Dataset rows for apps and sites
* * *
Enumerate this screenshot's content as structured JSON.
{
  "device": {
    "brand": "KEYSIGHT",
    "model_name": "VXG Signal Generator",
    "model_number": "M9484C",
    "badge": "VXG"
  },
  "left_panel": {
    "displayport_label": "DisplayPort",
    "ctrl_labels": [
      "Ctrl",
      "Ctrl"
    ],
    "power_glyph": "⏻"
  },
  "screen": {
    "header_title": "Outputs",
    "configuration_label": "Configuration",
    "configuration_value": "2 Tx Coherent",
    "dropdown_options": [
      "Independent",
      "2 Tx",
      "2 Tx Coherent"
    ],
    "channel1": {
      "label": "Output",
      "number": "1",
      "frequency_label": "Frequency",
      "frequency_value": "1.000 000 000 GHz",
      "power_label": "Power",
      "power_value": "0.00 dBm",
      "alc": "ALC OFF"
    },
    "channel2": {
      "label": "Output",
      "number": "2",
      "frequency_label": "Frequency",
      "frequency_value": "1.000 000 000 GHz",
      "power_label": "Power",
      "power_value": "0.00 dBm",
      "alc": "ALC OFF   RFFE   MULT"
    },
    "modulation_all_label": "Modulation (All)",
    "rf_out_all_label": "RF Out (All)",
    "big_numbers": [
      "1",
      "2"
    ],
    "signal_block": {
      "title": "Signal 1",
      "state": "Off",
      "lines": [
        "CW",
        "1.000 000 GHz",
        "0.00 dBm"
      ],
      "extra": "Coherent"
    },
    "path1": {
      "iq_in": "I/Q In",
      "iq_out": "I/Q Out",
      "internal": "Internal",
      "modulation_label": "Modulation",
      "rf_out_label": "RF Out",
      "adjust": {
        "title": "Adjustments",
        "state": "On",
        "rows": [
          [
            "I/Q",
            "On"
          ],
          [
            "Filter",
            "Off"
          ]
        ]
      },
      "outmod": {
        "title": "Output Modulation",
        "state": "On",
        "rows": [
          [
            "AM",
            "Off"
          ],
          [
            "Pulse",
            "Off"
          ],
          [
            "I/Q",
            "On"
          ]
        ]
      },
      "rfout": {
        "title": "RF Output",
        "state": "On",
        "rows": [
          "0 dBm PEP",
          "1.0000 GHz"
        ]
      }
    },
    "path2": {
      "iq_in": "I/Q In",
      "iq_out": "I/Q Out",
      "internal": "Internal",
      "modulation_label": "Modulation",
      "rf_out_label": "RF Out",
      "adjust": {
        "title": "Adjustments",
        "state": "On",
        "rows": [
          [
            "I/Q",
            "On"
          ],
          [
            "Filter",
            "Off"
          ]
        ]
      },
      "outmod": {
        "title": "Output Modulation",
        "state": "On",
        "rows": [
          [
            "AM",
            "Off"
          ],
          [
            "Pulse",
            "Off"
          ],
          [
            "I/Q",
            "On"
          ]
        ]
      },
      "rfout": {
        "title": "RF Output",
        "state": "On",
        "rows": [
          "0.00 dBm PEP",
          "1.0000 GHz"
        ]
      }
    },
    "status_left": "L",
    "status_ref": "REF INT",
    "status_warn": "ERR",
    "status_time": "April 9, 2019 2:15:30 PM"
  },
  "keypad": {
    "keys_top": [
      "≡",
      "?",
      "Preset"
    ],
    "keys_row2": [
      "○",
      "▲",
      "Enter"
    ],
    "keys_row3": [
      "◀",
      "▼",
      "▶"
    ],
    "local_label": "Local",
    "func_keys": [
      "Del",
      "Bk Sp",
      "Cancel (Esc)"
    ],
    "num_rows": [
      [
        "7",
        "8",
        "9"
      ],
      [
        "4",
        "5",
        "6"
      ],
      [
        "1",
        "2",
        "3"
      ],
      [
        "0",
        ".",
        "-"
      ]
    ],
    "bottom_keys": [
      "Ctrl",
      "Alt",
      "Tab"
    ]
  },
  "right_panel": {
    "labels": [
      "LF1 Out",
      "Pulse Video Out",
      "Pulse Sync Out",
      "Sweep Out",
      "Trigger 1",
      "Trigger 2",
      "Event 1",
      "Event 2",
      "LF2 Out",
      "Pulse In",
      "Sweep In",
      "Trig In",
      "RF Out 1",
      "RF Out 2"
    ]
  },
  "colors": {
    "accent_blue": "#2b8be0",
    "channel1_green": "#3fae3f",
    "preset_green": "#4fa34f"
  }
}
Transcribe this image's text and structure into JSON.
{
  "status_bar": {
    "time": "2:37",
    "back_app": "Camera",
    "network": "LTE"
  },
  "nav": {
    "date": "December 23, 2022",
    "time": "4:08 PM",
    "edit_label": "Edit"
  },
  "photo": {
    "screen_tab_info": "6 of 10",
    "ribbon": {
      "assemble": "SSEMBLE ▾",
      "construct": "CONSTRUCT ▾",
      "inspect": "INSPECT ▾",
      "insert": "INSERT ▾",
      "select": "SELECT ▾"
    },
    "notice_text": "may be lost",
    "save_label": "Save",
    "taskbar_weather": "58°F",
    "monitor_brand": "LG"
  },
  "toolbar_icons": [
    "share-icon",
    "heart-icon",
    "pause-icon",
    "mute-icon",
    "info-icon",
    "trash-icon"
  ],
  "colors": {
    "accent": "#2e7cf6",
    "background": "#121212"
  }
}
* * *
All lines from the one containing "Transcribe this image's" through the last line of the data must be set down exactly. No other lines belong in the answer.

Transcribe this image's text and structure into JSON.
{
  "status_bar": {
    "time": "2:37",
    "back_app": "Camera",
    "network": "LTE"
  },
  "nav": {
    "date": "December 23, 2022",
    "time": "4:08 PM",
    "edit_label": "Edit"
  },
  "photo": {
    "screen_tab_info": "6 of 10",
    "ribbon": {
      "assemble": "SSEMBLE ▾",
      "construct": "CONSTRUCT ▾",
      "inspect": "INSPECT ▾",
      "insert": "INSERT ▾",
      "select": "SELECT ▾"
    },
    "notice_text": "may be lost",
    "save_label": "Save",
    "taskbar_weather": "58°F",
    "monitor_brand": "LG"
  },
  "toolbar_icons": [
    "share-icon",
    "heart-icon",
    "pause-icon",
    "mute-icon",
    "info-icon",
    "trash-icon"
  ],
  "colors": {
    "accent": "#2e7cf6",
    "background": "#121212"
  }
}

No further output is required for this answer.